#### Extracted information
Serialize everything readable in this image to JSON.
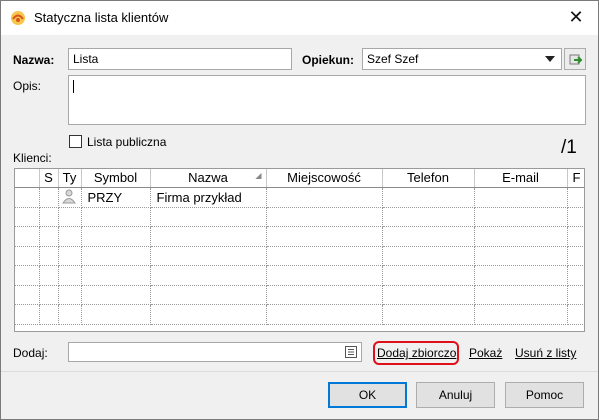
{
  "window": {
    "title": "Statyczna lista klientów",
    "app_icon": "app-logo-icon",
    "close_icon": "close-icon"
  },
  "form": {
    "name_label": "Nazwa:",
    "name_value": "Lista",
    "owner_label": "Opiekun:",
    "owner_value": "Szef Szef",
    "description_label": "Opis:",
    "description_value": "",
    "public_label": "Lista publiczna",
    "public_checked": false,
    "clients_label": "Klienci:",
    "counter": "/1"
  },
  "grid": {
    "columns": [
      "S",
      "Ty",
      "Symbol",
      "Nazwa",
      "Miejscowość",
      "Telefon",
      "E-mail",
      "F"
    ],
    "rows": [
      {
        "symbol": "PRZY",
        "name": "Firma przykład",
        "type_icon": "client-type-icon"
      }
    ]
  },
  "add": {
    "label": "Dodaj:",
    "value": "",
    "bulk_link": "Dodaj zbiorczo",
    "show_link": "Pokaż",
    "remove_link": "Usuń z listy"
  },
  "buttons": {
    "ok": "OK",
    "cancel": "Anuluj",
    "help": "Pomoc"
  },
  "colors": {
    "highlight": "#e0101a",
    "accent": "#0078d7"
  }
}
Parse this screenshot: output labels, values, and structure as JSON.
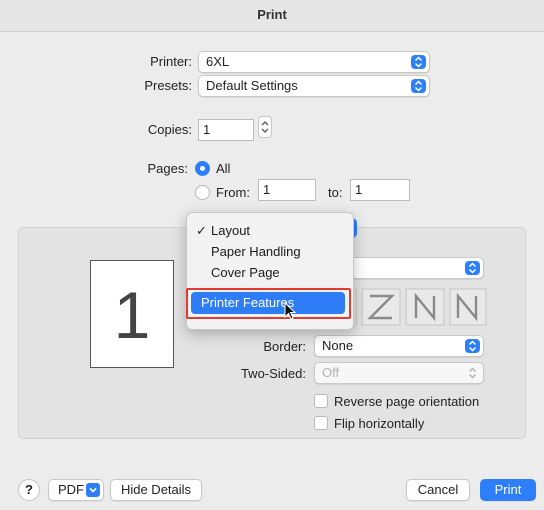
{
  "window": {
    "title": "Print"
  },
  "form": {
    "printer_label": "Printer:",
    "printer_value": "6XL",
    "presets_label": "Presets:",
    "presets_value": "Default Settings",
    "copies_label": "Copies:",
    "copies_value": "1",
    "pages_label": "Pages:",
    "pages_all": "All",
    "pages_from": "From:",
    "pages_from_value": "1",
    "pages_to": "to:",
    "pages_to_value": "1"
  },
  "menu": {
    "items": [
      {
        "label": "Layout",
        "checked": true
      },
      {
        "label": "Paper Handling",
        "checked": false
      },
      {
        "label": "Cover Page",
        "checked": false
      }
    ],
    "highlighted": "Printer Features",
    "checkmark": "✓"
  },
  "preview": {
    "page_number": "1"
  },
  "layout": {
    "border_label": "Border:",
    "border_value": "None",
    "two_sided_label": "Two-Sided:",
    "two_sided_value": "Off",
    "reverse_label": "Reverse page orientation",
    "flip_label": "Flip horizontally"
  },
  "footer": {
    "help": "?",
    "pdf": "PDF",
    "hide_details": "Hide Details",
    "cancel": "Cancel",
    "print": "Print"
  },
  "colors": {
    "accent": "#2d7ff9",
    "highlight_box": "#e03a32"
  }
}
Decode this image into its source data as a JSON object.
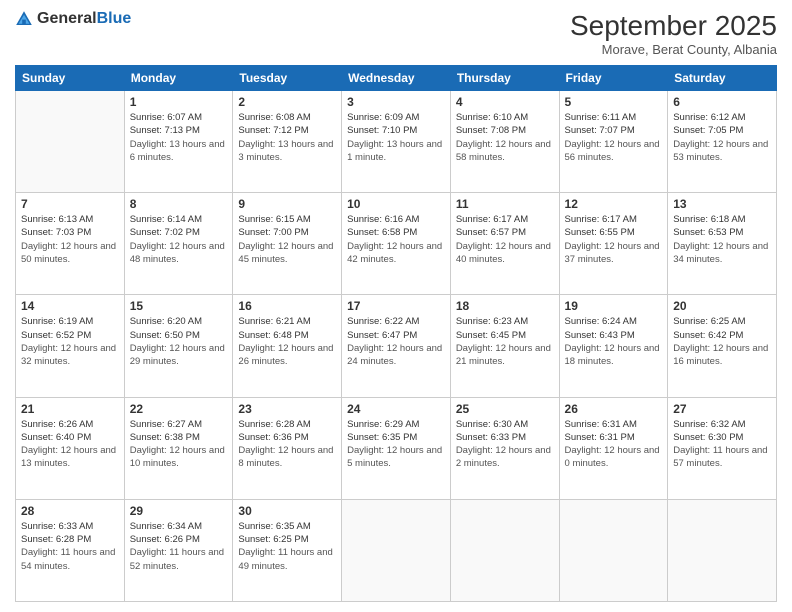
{
  "logo": {
    "text_general": "General",
    "text_blue": "Blue"
  },
  "header": {
    "month_title": "September 2025",
    "subtitle": "Morave, Berat County, Albania"
  },
  "days_of_week": [
    "Sunday",
    "Monday",
    "Tuesday",
    "Wednesday",
    "Thursday",
    "Friday",
    "Saturday"
  ],
  "weeks": [
    [
      {
        "num": "",
        "sunrise": "",
        "sunset": "",
        "daylight": ""
      },
      {
        "num": "1",
        "sunrise": "Sunrise: 6:07 AM",
        "sunset": "Sunset: 7:13 PM",
        "daylight": "Daylight: 13 hours and 6 minutes."
      },
      {
        "num": "2",
        "sunrise": "Sunrise: 6:08 AM",
        "sunset": "Sunset: 7:12 PM",
        "daylight": "Daylight: 13 hours and 3 minutes."
      },
      {
        "num": "3",
        "sunrise": "Sunrise: 6:09 AM",
        "sunset": "Sunset: 7:10 PM",
        "daylight": "Daylight: 13 hours and 1 minute."
      },
      {
        "num": "4",
        "sunrise": "Sunrise: 6:10 AM",
        "sunset": "Sunset: 7:08 PM",
        "daylight": "Daylight: 12 hours and 58 minutes."
      },
      {
        "num": "5",
        "sunrise": "Sunrise: 6:11 AM",
        "sunset": "Sunset: 7:07 PM",
        "daylight": "Daylight: 12 hours and 56 minutes."
      },
      {
        "num": "6",
        "sunrise": "Sunrise: 6:12 AM",
        "sunset": "Sunset: 7:05 PM",
        "daylight": "Daylight: 12 hours and 53 minutes."
      }
    ],
    [
      {
        "num": "7",
        "sunrise": "Sunrise: 6:13 AM",
        "sunset": "Sunset: 7:03 PM",
        "daylight": "Daylight: 12 hours and 50 minutes."
      },
      {
        "num": "8",
        "sunrise": "Sunrise: 6:14 AM",
        "sunset": "Sunset: 7:02 PM",
        "daylight": "Daylight: 12 hours and 48 minutes."
      },
      {
        "num": "9",
        "sunrise": "Sunrise: 6:15 AM",
        "sunset": "Sunset: 7:00 PM",
        "daylight": "Daylight: 12 hours and 45 minutes."
      },
      {
        "num": "10",
        "sunrise": "Sunrise: 6:16 AM",
        "sunset": "Sunset: 6:58 PM",
        "daylight": "Daylight: 12 hours and 42 minutes."
      },
      {
        "num": "11",
        "sunrise": "Sunrise: 6:17 AM",
        "sunset": "Sunset: 6:57 PM",
        "daylight": "Daylight: 12 hours and 40 minutes."
      },
      {
        "num": "12",
        "sunrise": "Sunrise: 6:17 AM",
        "sunset": "Sunset: 6:55 PM",
        "daylight": "Daylight: 12 hours and 37 minutes."
      },
      {
        "num": "13",
        "sunrise": "Sunrise: 6:18 AM",
        "sunset": "Sunset: 6:53 PM",
        "daylight": "Daylight: 12 hours and 34 minutes."
      }
    ],
    [
      {
        "num": "14",
        "sunrise": "Sunrise: 6:19 AM",
        "sunset": "Sunset: 6:52 PM",
        "daylight": "Daylight: 12 hours and 32 minutes."
      },
      {
        "num": "15",
        "sunrise": "Sunrise: 6:20 AM",
        "sunset": "Sunset: 6:50 PM",
        "daylight": "Daylight: 12 hours and 29 minutes."
      },
      {
        "num": "16",
        "sunrise": "Sunrise: 6:21 AM",
        "sunset": "Sunset: 6:48 PM",
        "daylight": "Daylight: 12 hours and 26 minutes."
      },
      {
        "num": "17",
        "sunrise": "Sunrise: 6:22 AM",
        "sunset": "Sunset: 6:47 PM",
        "daylight": "Daylight: 12 hours and 24 minutes."
      },
      {
        "num": "18",
        "sunrise": "Sunrise: 6:23 AM",
        "sunset": "Sunset: 6:45 PM",
        "daylight": "Daylight: 12 hours and 21 minutes."
      },
      {
        "num": "19",
        "sunrise": "Sunrise: 6:24 AM",
        "sunset": "Sunset: 6:43 PM",
        "daylight": "Daylight: 12 hours and 18 minutes."
      },
      {
        "num": "20",
        "sunrise": "Sunrise: 6:25 AM",
        "sunset": "Sunset: 6:42 PM",
        "daylight": "Daylight: 12 hours and 16 minutes."
      }
    ],
    [
      {
        "num": "21",
        "sunrise": "Sunrise: 6:26 AM",
        "sunset": "Sunset: 6:40 PM",
        "daylight": "Daylight: 12 hours and 13 minutes."
      },
      {
        "num": "22",
        "sunrise": "Sunrise: 6:27 AM",
        "sunset": "Sunset: 6:38 PM",
        "daylight": "Daylight: 12 hours and 10 minutes."
      },
      {
        "num": "23",
        "sunrise": "Sunrise: 6:28 AM",
        "sunset": "Sunset: 6:36 PM",
        "daylight": "Daylight: 12 hours and 8 minutes."
      },
      {
        "num": "24",
        "sunrise": "Sunrise: 6:29 AM",
        "sunset": "Sunset: 6:35 PM",
        "daylight": "Daylight: 12 hours and 5 minutes."
      },
      {
        "num": "25",
        "sunrise": "Sunrise: 6:30 AM",
        "sunset": "Sunset: 6:33 PM",
        "daylight": "Daylight: 12 hours and 2 minutes."
      },
      {
        "num": "26",
        "sunrise": "Sunrise: 6:31 AM",
        "sunset": "Sunset: 6:31 PM",
        "daylight": "Daylight: 12 hours and 0 minutes."
      },
      {
        "num": "27",
        "sunrise": "Sunrise: 6:32 AM",
        "sunset": "Sunset: 6:30 PM",
        "daylight": "Daylight: 11 hours and 57 minutes."
      }
    ],
    [
      {
        "num": "28",
        "sunrise": "Sunrise: 6:33 AM",
        "sunset": "Sunset: 6:28 PM",
        "daylight": "Daylight: 11 hours and 54 minutes."
      },
      {
        "num": "29",
        "sunrise": "Sunrise: 6:34 AM",
        "sunset": "Sunset: 6:26 PM",
        "daylight": "Daylight: 11 hours and 52 minutes."
      },
      {
        "num": "30",
        "sunrise": "Sunrise: 6:35 AM",
        "sunset": "Sunset: 6:25 PM",
        "daylight": "Daylight: 11 hours and 49 minutes."
      },
      {
        "num": "",
        "sunrise": "",
        "sunset": "",
        "daylight": ""
      },
      {
        "num": "",
        "sunrise": "",
        "sunset": "",
        "daylight": ""
      },
      {
        "num": "",
        "sunrise": "",
        "sunset": "",
        "daylight": ""
      },
      {
        "num": "",
        "sunrise": "",
        "sunset": "",
        "daylight": ""
      }
    ]
  ]
}
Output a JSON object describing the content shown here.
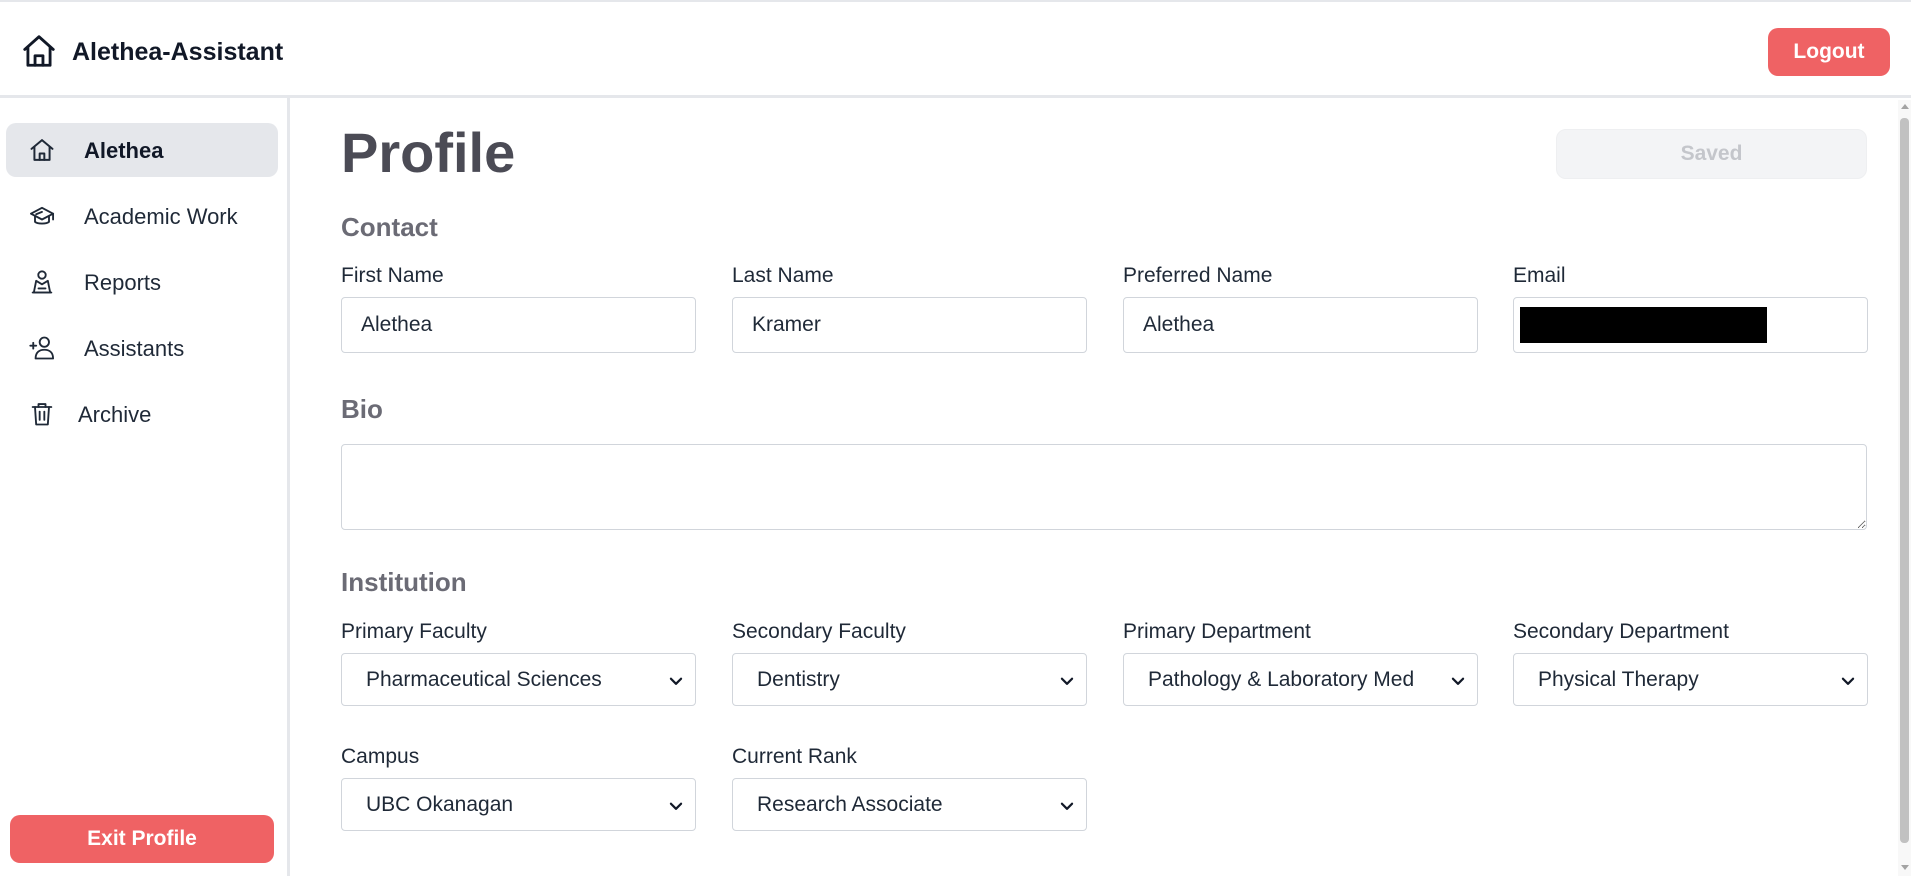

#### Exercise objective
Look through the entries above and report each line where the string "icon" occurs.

#### Response area
    "app_icon": "app-logo-icon",
    "close_icon": "close-icon"
        "type_icon": "client-type-icon"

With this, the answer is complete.